cascade

The infamous postnasal dripping cytokines down the back of the throat is a way viruses can spread to the throat, make it sore, and quickly lead to an early cough. Once a cough occurs, the compression of coughing can push viruses into deeper recesses of the sinuses where they may cause a more serious longer lasting infection as well as provide its very effective aerosol mechanism for infecting other people. Usually I will notice the first subtle signs of one of these virus infection sites in the middle of the night. Instead of giving into sleeping non-action, I have a habit of immediately getting up and gargling to clear my throat of those body cytokines that are dripping down irritating epithelium cells the throat. If the virus succeeds in making a beachhead in a person's throat, the virus is probably unstopable. From a mechanical gravity perspective, postnasal drip depends on a person either being upright as when standing or sitting or if prone, laying on their back. Thus one can reduce it in two ways. One way is to lay on one's side, head on higher than normal pillow support, with one's head looking out to the side. Tilt one's face a bit lower than the back of the head so drip will not drain back down the throat. The second way when more serious though rather uncomfortable is to sleep laying face down with head and neck wrapped in a down sleeping bag. Uncomfortable but effective. Obviously in order to breathe one will need head support of two firm small pillows, one's at the forehead and the other at the chin with a significant open air space below one's face. At 2am I may readily feel initial signs of a head cold getting a hold on me and later after waking at 7am be amazed it is totally gone.

One thing definitely not to do is to put one's whole body fully inside a down sleeping bag.
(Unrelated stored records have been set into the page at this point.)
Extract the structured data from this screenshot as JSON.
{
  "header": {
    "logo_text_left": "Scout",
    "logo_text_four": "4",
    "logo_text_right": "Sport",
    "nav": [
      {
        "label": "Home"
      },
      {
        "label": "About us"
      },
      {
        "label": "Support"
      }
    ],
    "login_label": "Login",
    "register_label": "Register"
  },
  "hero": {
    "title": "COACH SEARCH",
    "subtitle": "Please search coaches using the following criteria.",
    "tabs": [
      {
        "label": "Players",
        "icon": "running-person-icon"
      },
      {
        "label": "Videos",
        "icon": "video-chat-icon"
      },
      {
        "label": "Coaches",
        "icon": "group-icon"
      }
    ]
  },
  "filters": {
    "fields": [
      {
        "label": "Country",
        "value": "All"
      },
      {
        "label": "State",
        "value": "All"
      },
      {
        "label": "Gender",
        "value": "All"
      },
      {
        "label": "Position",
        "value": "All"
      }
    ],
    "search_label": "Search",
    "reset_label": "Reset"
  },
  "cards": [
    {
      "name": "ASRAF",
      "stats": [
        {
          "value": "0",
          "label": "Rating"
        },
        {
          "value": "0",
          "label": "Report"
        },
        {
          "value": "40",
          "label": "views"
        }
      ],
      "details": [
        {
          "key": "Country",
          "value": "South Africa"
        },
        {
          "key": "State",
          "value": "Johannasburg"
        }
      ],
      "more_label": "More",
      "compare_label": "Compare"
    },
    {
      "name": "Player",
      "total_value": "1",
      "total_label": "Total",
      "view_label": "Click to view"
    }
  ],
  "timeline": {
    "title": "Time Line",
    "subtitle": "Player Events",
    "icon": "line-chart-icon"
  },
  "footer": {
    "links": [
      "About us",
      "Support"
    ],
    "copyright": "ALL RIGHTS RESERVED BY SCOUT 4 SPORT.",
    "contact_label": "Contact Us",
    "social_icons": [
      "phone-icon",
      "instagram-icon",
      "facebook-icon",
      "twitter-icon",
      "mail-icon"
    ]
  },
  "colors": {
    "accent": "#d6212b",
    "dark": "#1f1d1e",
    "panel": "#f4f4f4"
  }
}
That is certain to make one's body so warm that one will tend to loosen areas about one's head making them less warm relatively as one normally does in a down bag while camping. Better to just snugly wrap one's head, throat, and upper chest in down while leaving the lower body covered with just a usual sheet and blanket. If one still becomes too warm, one might shed a blanket or leave one's feet, lower leg etc uncovered out in the air, so one can reach a comfortable balance.

What happens when a cold is just starting about daybreak and one needs to spend a full day at work? Dress warmly with a coat zipped up around one's neck maybe with an added turtle neck, stuff your pockets with Klenix tissues, and regularly slowly sip orange juice to clear any post nasal drip. Actually this scenario is usually the only way I come down with colds. Is all this possibly just something to do with my own special situation? No, I have a few real believers I have passed this on to over the years. Best of luck, stay head cold free, and please send me your own feedback.

David Senesac Photography

   email: david@davidsenesac.com